Office of Naval Research

The proposed rule requires that access control plans be created that include segregated work areas and unique badging requirements for foreign nationals and foreign persons who may have access to export-controlled information and technology. This requirement fails to take account of the broader mission and goals of institutions of higher learning. These institutions rely on academic freedom, scientific openness, and an unrestricted dialogue between teachers and students, as well as within student cohorts, to nurture the flow of innovative ideas that ultimately lead to the development of critical technologies.

Aside from the obvious issues of the additional costs associated with creating a segregated work environment, the badging requirement would appear to single out and perhaps stigmatize foreign students (even from allied nations).
American Association for the Advancement of Science (AAAS)

Spafford and Lazowska on cybersecurity R&D

There are a couple of interesting cybersecurity items currently worthy of your attention:

* USACM Chair Eugene Spafford makes comments on the Department of Defense’s approach to cybersecurity in a recent Federal Computer Week article:

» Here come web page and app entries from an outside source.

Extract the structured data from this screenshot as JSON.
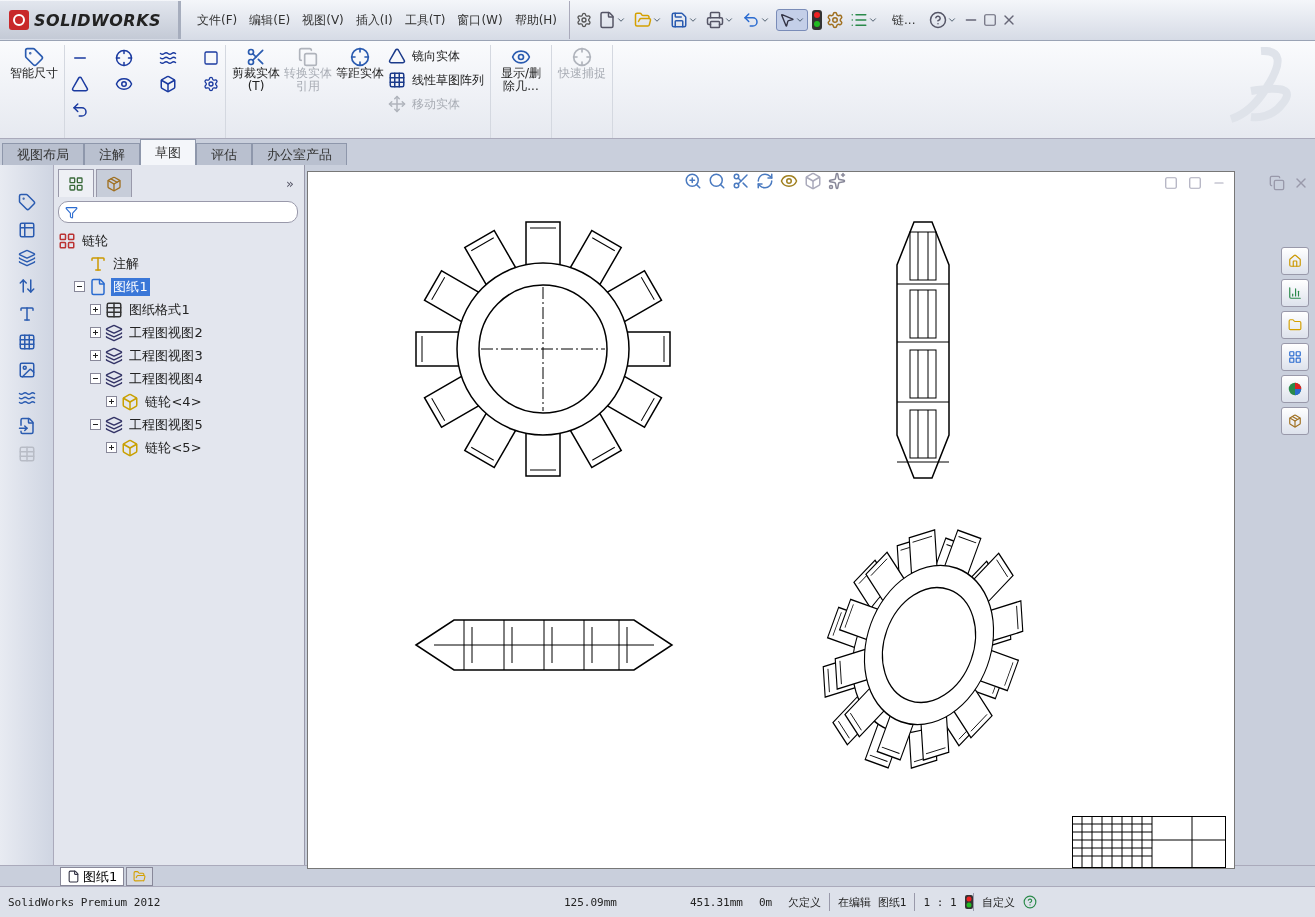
{
  "app": {
    "logo": "SOLIDWORKS"
  },
  "menu": [
    {
      "label": "文件(F)"
    },
    {
      "label": "编辑(E)"
    },
    {
      "label": "视图(V)"
    },
    {
      "label": "插入(I)"
    },
    {
      "label": "工具(T)"
    },
    {
      "label": "窗口(W)"
    },
    {
      "label": "帮助(H)"
    }
  ],
  "quick_access": {
    "document_label": "链..."
  },
  "ribbon": {
    "tools": [
      {
        "kind": "large",
        "label": "剪裁实体(T)",
        "disabled": false
      },
      {
        "kind": "large",
        "label": "转换实体引用",
        "disabled": true
      },
      {
        "kind": "large",
        "label": "等距实体",
        "disabled": false
      },
      {
        "kind": "small",
        "label": "镜向实体",
        "disabled": false
      },
      {
        "kind": "small",
        "label": "线性草图阵列",
        "disabled": false
      },
      {
        "kind": "small",
        "label": "移动实体",
        "disabled": true
      },
      {
        "kind": "large",
        "label": "显示/删除几...",
        "disabled": false
      },
      {
        "kind": "large",
        "label": "快速捕捉",
        "disabled": true
      }
    ],
    "smart_dimension": "智能尺寸"
  },
  "command_tabs": [
    {
      "label": "视图布局",
      "selected": false
    },
    {
      "label": "注解",
      "selected": false
    },
    {
      "label": "草图",
      "selected": true
    },
    {
      "label": "评估",
      "selected": false
    },
    {
      "label": "办公室产品",
      "selected": false
    }
  ],
  "feature_tree": {
    "expand_glyph": "»",
    "items": [
      {
        "label": "链轮",
        "selected": false,
        "children": [
          {
            "label": "注解",
            "selected": false
          },
          {
            "label": "图纸1",
            "selected": true,
            "expanded": true,
            "children": [
              {
                "label": "图纸格式1",
                "selected": false,
                "expanded": false
              },
              {
                "label": "工程图视图2",
                "selected": false,
                "expanded": false
              },
              {
                "label": "工程图视图3",
                "selected": false,
                "expanded": false
              },
              {
                "label": "工程图视图4",
                "selected": false,
                "expanded": true,
                "children": [
                  {
                    "label": "链轮<4>",
                    "selected": false,
                    "expanded": false
                  }
                ]
              },
              {
                "label": "工程图视图5",
                "selected": false,
                "expanded": true,
                "children": [
                  {
                    "label": "链轮<5>",
                    "selected": false,
                    "expanded": false
                  }
                ]
              }
            ]
          }
        ]
      }
    ]
  },
  "sheet_tabs": [
    {
      "label": "图纸1",
      "selected": true
    }
  ],
  "status_bar": {
    "product": "SolidWorks Premium 2012",
    "x": "125.09mm",
    "y": "451.31mm",
    "z": "0m",
    "definition": "欠定义",
    "editing": "在编辑 图纸1",
    "scale": "1 : 1",
    "units": "自定义"
  }
}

[…] Spafford said incremental changes will not strengthen existing networks and a whole new approach [to DOD cybersecurity] is needed.

“Unfortunately, the government is not funding much research in cybersecurity and almost none in long-range research,” said Spafford, who is also executive director of Purdue’s Center for Education and Research in Information Assurance and Security […]

* Peter Harsha alerts us to former PITAC co-chair Ed Lazowska’s strong words about the administration’s handling of cybersecurity research and development in an interview with CIO Magazine:

[Worthen:] You feel strongly that the government’s treatment of cybersecurity R&D has been particularly neglectful.

[Lazowska:] PITAC found that the government is currently failing to fulfill this responsibility. (The word failing was edited out of our report, but it was the committee’s finding.)

Spafford and Lazowska on cybersecurity R&D

There are a couple of interesting cybersecurity items currently worthy of your attention:

* USACM Chair Eugene Spafford makes comments on the Department of Defense’s approach to cybersecurity in a recent Federal Computer Week article:

[…] Spafford said incremental changes will not strengthen existing networks and a whole new approach [to DOD cybersecurity] is needed.

“Unfortunately, the government is not funding much research in cybersecurity and almost none in long-range research,” said Spafford, who is also executive director of Purdue’s Center for Education and Research in Information Assurance and Security […]

* Peter Harsha alerts us to former PITAC co-chair Ed Lazowska’s strong words about the administration’s handling of cybersecurity research and development in an interview with CIO Magazine:

[Worthen:] You feel strongly that the government’s treatment of cybersecurity R&D has been particularly neglectful.

[Lazowska:] PITAC found that the government is currently failing to fulfill this responsibility. (The word failing was edited out of our report, but it was the committee’s finding.)

ACM Washington Update, Vol. 9.9 (September 30, 2005)

CONTENTS

[1] Newsletter Highlights
[2] Carter-Baker Commission Report a Mixed Bag
[3] Senate Judiciary Committee: Busy and in the Spotlight
[4] Secure Flight Working Group Against Live System Testing
[5] Cybercrime on the Rise
[6] Barbara Simons Presented with Lifetime Achievement Award
[7] Calling All Techies
[8] Events in October
[9] About USACM

[An archive of all previous editions of Washington Update is available here.]
Continue reading “ACM Washington Update, Vol. 9.9 (September 30, 2005)”